Although it may look complicated to handle all those use cases, solution is relatively easy. The first thing to do is to assume that prefix should be always generated. This gets all cases with prefix out of our way. What’s not so obvious, it also makes generating application’s url in engine work. As application’s routes are not mounted, prefix is nil, so we can safely add it to “generate prefix” case. What’s left? Generating engine’s url inside engine. We need to use
env["SCRIPT_NAME"] here. How to check if we should attach script name? We need to check if routes used to generate url are the same as routes connected with current request.
Right now, to make it possible, router object is passed via
env["action_dispatch.routes"]. When application is called, it sets it to
Rails.application.routes and then when engine is called, it sets its own router there. That way, we always now in which controller are we. If
_routes method points to the same routes as the
env["action_dispatch.routes"] it means that we try to generate engine’s url inside engine and we should use the
The initial idea was to allow using named routes from 2 routers in one scope, just like that:
Although it would be handy if you will have to use paths from mounted engine a lot, it is the cause of many issues:
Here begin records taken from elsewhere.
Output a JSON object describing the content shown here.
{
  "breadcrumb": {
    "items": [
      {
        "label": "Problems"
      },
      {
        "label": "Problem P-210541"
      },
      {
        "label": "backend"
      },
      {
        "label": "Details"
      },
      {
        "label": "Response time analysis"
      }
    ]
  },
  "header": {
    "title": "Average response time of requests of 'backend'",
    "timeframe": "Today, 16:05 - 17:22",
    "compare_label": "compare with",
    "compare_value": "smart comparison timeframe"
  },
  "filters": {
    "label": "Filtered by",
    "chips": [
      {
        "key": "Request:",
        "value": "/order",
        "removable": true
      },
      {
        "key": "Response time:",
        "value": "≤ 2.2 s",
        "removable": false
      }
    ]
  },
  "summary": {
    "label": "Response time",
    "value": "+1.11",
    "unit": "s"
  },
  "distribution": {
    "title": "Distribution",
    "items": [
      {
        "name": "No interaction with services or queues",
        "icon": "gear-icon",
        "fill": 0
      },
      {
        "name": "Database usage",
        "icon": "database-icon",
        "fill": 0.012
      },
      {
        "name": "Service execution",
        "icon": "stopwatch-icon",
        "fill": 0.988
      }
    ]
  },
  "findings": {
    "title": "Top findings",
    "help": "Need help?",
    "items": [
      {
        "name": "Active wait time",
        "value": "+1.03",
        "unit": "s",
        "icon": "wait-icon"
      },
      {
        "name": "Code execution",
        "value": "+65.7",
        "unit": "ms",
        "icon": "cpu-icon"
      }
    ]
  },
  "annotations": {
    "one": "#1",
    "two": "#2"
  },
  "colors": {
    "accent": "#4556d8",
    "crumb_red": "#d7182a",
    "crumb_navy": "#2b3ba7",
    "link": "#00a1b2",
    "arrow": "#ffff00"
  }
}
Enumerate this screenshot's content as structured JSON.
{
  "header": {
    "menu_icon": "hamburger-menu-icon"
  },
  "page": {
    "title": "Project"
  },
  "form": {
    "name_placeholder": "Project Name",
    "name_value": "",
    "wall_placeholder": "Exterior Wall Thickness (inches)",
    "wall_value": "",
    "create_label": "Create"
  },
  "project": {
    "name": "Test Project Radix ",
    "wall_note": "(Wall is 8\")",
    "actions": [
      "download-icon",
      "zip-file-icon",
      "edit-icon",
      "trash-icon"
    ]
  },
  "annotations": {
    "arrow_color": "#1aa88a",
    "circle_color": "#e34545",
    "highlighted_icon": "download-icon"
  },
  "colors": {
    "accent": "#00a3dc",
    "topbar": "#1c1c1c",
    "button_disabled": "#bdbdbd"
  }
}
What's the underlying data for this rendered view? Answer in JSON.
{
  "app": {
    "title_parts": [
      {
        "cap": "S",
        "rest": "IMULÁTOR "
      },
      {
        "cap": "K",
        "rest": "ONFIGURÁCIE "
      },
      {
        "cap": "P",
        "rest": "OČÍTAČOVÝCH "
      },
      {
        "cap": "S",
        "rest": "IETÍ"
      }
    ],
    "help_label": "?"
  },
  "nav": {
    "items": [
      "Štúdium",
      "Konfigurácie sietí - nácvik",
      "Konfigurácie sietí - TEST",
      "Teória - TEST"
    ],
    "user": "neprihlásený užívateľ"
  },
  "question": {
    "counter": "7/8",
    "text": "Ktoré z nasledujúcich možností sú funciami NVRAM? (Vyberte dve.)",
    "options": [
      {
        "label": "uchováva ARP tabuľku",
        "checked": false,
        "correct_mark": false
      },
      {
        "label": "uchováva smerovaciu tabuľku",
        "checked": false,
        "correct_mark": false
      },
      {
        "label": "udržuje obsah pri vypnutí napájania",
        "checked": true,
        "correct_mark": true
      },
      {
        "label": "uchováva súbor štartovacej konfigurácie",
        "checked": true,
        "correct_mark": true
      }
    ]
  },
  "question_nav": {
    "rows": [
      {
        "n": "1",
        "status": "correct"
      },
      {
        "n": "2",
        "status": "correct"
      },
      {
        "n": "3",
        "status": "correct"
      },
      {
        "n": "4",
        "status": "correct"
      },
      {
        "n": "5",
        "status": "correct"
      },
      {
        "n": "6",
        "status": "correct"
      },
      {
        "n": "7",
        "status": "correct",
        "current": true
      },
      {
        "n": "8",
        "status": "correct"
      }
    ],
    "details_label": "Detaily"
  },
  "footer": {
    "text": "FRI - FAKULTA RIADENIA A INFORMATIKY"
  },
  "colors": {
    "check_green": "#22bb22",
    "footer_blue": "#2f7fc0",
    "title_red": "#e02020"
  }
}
_routesmethod will point to second routes (
Blog::Engine.routesin last example), which will cause problems with using url helpers directly
There are some solutions for all of those problems, but as they’re all a bit hacky and complicated, we decided to leave that topic and not allow to use helpers from 2 routers in one scope. It means that you will have to explicitly say that you want to use router other then the default one (for example by using
blog_engine.posts_path helper). It also means that including url_helpers from engine will overwrite current routes, so in case above, you can’t directly use application routes any more. In such case you should use
I hope that this post is good introduction to current status of router usage in mountable apps. As usual: if you have any ideas, feature requests, critique or any other thoughts that could help bringing mountable apps to life, you’re more than welcome ;-)